In 1996 the division's sapper battalion participated in border region mine clearance operations with Tajikistan forces.
In 2001 the division was deployed to the Afghanistan border in expectation of the US attack on Afghanistan, and possible attempts by the Taliban to cross the border into Tajikistan.
On 13 August 2003 the 201st Motor Rifle Division participated in a joint exercise with the Tajik military 10 km southwest of Dushanbe at the Lyaur testing ground.
At one point during the civil war in Tajikistan, soldiers of the 201st Motor Rifle Division safely escorted staff of the American Embassy in Dushanbe to the airport for evacuation. This marks the only time in history that Americans have officially asked for and been given protection by the Russian military.
In October 2004, it was renamed the 201st Military Base. In October 2012, it was signed an agreement extending the term of deployment of the Russian military base in Tajikistan until 2042. Within the planned rearmament, about 100 units of new equipment, mostly the BTR-82A armored personnel carriers, as well as more than 10 T-72B1 tanks, have been delivered to the 201st military base in 2016.
Subordinated units and fighting strength
201st Motor Rifle Division (base)
- 783rd Separate Reconnaissance Battalion
- 340th Separate Repair and Restoration Battalion
- 636th Separate Service Support Battalion
- 252nd Separate Communications Battalion
- 212th Separate Communications Battalion (territorial)
- 92nd Motor Rifle Regiment – Giprozemgorodok Garrison, Dushanbe
- 149th Guards Motor Rifle Regiment – Kulyab Garrison
- 191st Motor Rifle Regiment – Kurgan-Tyube Garrison
- Separate Tank Battalion (withdrawn from Tajikistan 2006)
- 998th Artillery Regiment (withdrawn from Tajikistan 2006)
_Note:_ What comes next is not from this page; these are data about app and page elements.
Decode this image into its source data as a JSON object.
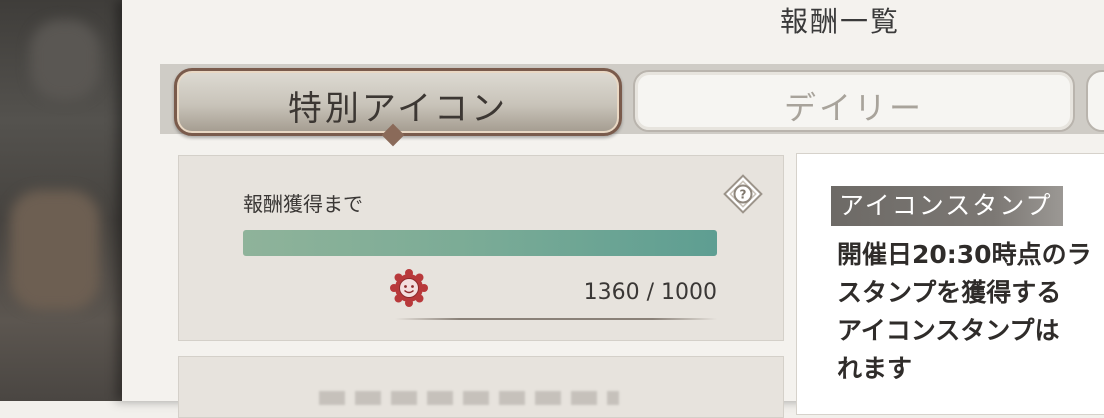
{
  "header": {
    "title": "報酬一覧"
  },
  "tabs": [
    {
      "label": "特別アイコン",
      "active": true
    },
    {
      "label": "デイリー",
      "active": false
    }
  ],
  "progress_card": {
    "label": "報酬獲得まで",
    "progress_fraction": 1.0,
    "count_text": "1360 / 1000",
    "help_icon": "question-diamond-icon",
    "reward_icon": "red-flower-medal-icon"
  },
  "description_card": {
    "heading": "アイコンスタンプ",
    "lines": [
      "開催日20:30時点のラ",
      "スタンプを獲得する",
      "アイコンスタンプは",
      "れます"
    ]
  },
  "colors": {
    "bar_fill_start": "#8fb39a",
    "bar_fill_end": "#5e9e92",
    "active_tab_border": "#7a5b4c",
    "heading_bg": "#6d6a66"
  }
}
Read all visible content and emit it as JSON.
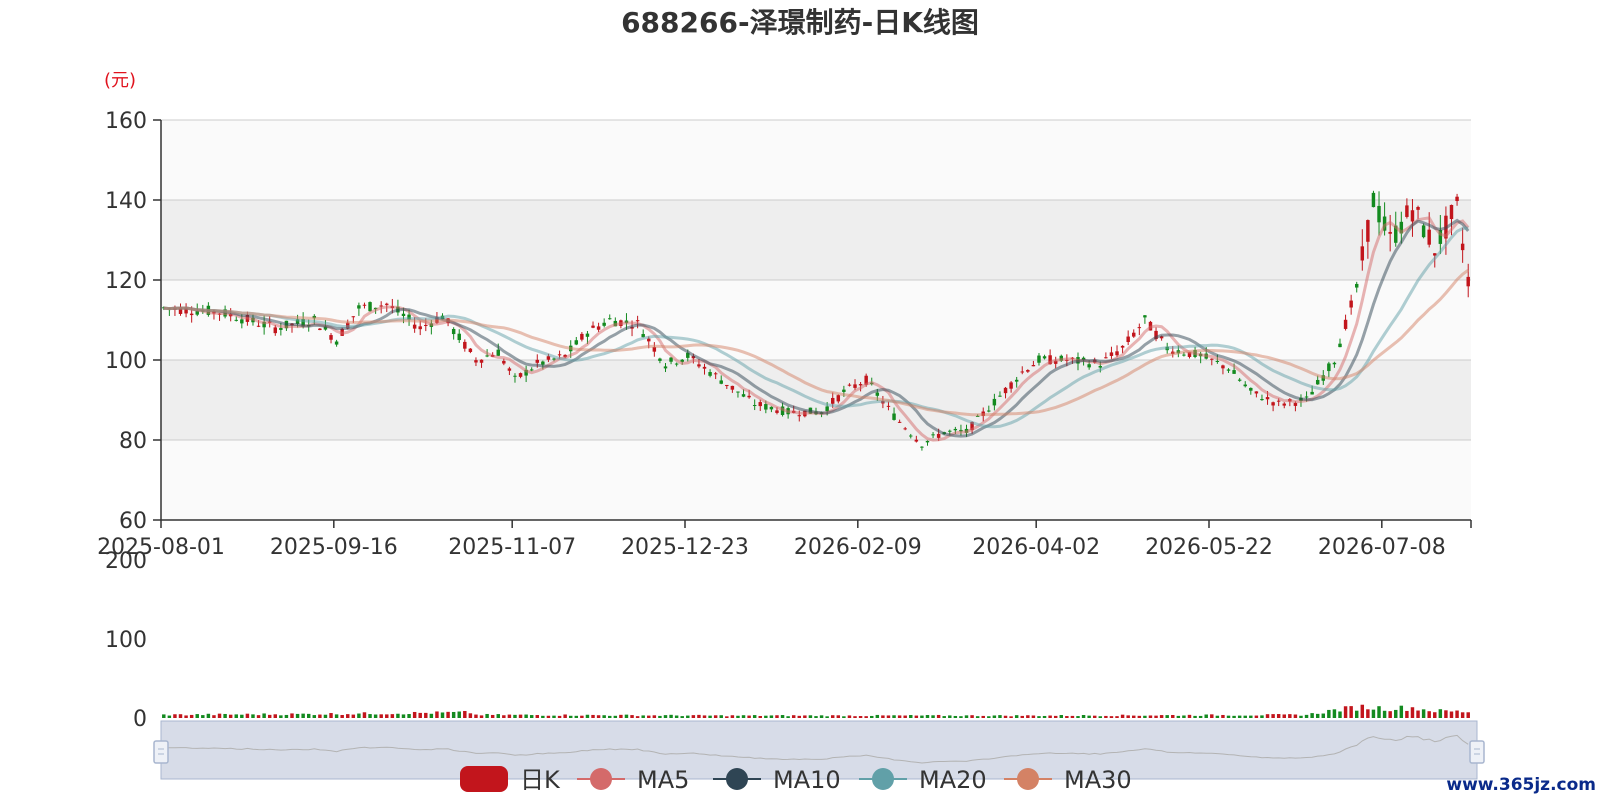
{
  "title": "688266-泽璟制药-日K线图",
  "unit_label": "(元)",
  "watermark": "www.365jz.com",
  "colors": {
    "up": "#c2151c",
    "down": "#138a1f",
    "ma5": "#d46a6a",
    "ma10": "#2f4554",
    "ma20": "#61a0a8",
    "ma30": "#d48265",
    "grid": "#cccccc",
    "band": "#eeeeee",
    "slider_fill": "#d7dce8",
    "slider_border": "#a8b6cf"
  },
  "legend": [
    {
      "name": "日K",
      "icon": "bar-icon"
    },
    {
      "name": "MA5",
      "icon": "line-dot-icon"
    },
    {
      "name": "MA10",
      "icon": "line-dot-icon"
    },
    {
      "name": "MA20",
      "icon": "line-dot-icon"
    },
    {
      "name": "MA30",
      "icon": "line-dot-icon"
    }
  ],
  "chart_data": [
    {
      "type": "candlestick",
      "title": "688266-泽璟制药-日K线图",
      "ylabel": "(元)",
      "ylim": [
        60,
        160
      ],
      "yticks": [
        "160",
        "140",
        "120",
        "100",
        "80",
        "60"
      ],
      "yticks_values": [
        160,
        140,
        120,
        100,
        80,
        60
      ],
      "xticks": [
        "2025-08-01",
        "2025-09-16",
        "2025-11-07",
        "2025-12-23",
        "2026-02-09",
        "2026-04-02",
        "2026-05-22",
        "2026-07-08"
      ],
      "xticks_index": [
        0,
        31,
        63,
        94,
        125,
        157,
        188,
        219
      ],
      "n_days": 235,
      "grid": true,
      "anchors": [
        [
          0,
          113
        ],
        [
          10,
          112
        ],
        [
          20,
          108
        ],
        [
          27,
          110
        ],
        [
          31,
          105
        ],
        [
          35,
          113
        ],
        [
          40,
          114
        ],
        [
          46,
          108
        ],
        [
          50,
          111
        ],
        [
          56,
          100
        ],
        [
          60,
          102
        ],
        [
          63,
          95
        ],
        [
          67,
          99
        ],
        [
          72,
          101
        ],
        [
          76,
          107
        ],
        [
          80,
          110
        ],
        [
          85,
          109
        ],
        [
          90,
          99
        ],
        [
          94,
          101
        ],
        [
          100,
          95
        ],
        [
          106,
          89
        ],
        [
          112,
          87
        ],
        [
          118,
          87
        ],
        [
          122,
          92
        ],
        [
          126,
          95
        ],
        [
          131,
          86
        ],
        [
          136,
          79
        ],
        [
          140,
          82
        ],
        [
          144,
          82
        ],
        [
          150,
          91
        ],
        [
          154,
          97
        ],
        [
          157,
          100
        ],
        [
          162,
          100
        ],
        [
          168,
          99
        ],
        [
          172,
          103
        ],
        [
          176,
          110
        ],
        [
          180,
          103
        ],
        [
          186,
          101
        ],
        [
          191,
          98
        ],
        [
          195,
          92
        ],
        [
          200,
          89
        ],
        [
          205,
          90
        ],
        [
          210,
          100
        ],
        [
          214,
          118
        ],
        [
          217,
          140
        ],
        [
          220,
          130
        ],
        [
          224,
          138
        ],
        [
          228,
          128
        ],
        [
          232,
          138
        ],
        [
          234,
          120
        ]
      ],
      "series": [
        {
          "name": "日K"
        },
        {
          "name": "MA5",
          "window": 5
        },
        {
          "name": "MA10",
          "window": 10
        },
        {
          "name": "MA20",
          "window": 20
        },
        {
          "name": "MA30",
          "window": 30
        }
      ]
    },
    {
      "type": "bar",
      "ylim": [
        0,
        200
      ],
      "yticks": [
        "200",
        "100",
        "0"
      ],
      "yticks_values": [
        200,
        100,
        0
      ],
      "volume_anchors": [
        [
          0,
          4
        ],
        [
          27,
          5
        ],
        [
          55,
          7
        ],
        [
          56,
          4
        ],
        [
          100,
          3
        ],
        [
          130,
          3
        ],
        [
          160,
          3
        ],
        [
          205,
          4
        ],
        [
          210,
          10
        ],
        [
          215,
          14
        ],
        [
          220,
          12
        ],
        [
          224,
          13
        ],
        [
          228,
          9
        ],
        [
          234,
          8
        ]
      ]
    }
  ]
}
- 1098th Air Defence Regiment (withdrawn from Tajikistan 2006)
- 303rd Separate Helicopter Squadron using four Mi-24 and four Mi-8 helicopters
- 670th Air Group (squadron) equipped with five SU-25 aircraft, subordinated to the 201st Military Base Command to which also belongs the 201st Division.
- 6,000–7,000 men
- 96 tanks
- 300 armoured personnel carriers
- 54 artillery pieces
- 1,100 other vehicles
- 8 helicopters
- 5 ground attack aircraft
- Арон Шнеер. Плен. Глава 6. Латышская (Латвийская) дивизия
- Latvia SIG. Archived 18 August 2016 at the Wayback Machine.
- JULY 1941 TO MAY 8, 1945. Archived 14 March 2012 at the Wayback Machine.
- Michael Holm, http://www.ww2.dk/new/army/msd/201msd.htm
- http://www.waronline.org/write/world-military/russian-military-abroad/tadjikistan/ Formations and units of the Ministry of Defence of the Russian Federation in Tajikistan (in Russian)
- Orr, M.J. The Russian Garrison in Tajikistan- 201st Gatchina Twice Red Banner Motor Rifle Division. The Conflict Studies Research Centre. Camberly Surrey, England 2001.
- Cooper, Tom. Tajikistan 1992–1997 www.acig.org, September, 2003.
- Pravda Online
- Атаев Р.С. Подумаем над этим (О термине "таджикско-афганская граница"), "Солдат России" газета 201-й МСД, №65 от 1 октября 1994 г., Душанбе.
|Wikimedia Commons has media related to 201st military base.|
- Michael Holm, http://www.ww2.dk/new/army/msd/201msd.htm
- History of the division (in Russian)
- BBC Russian Service: Российские ветераны войны в Таджикистане – без статуса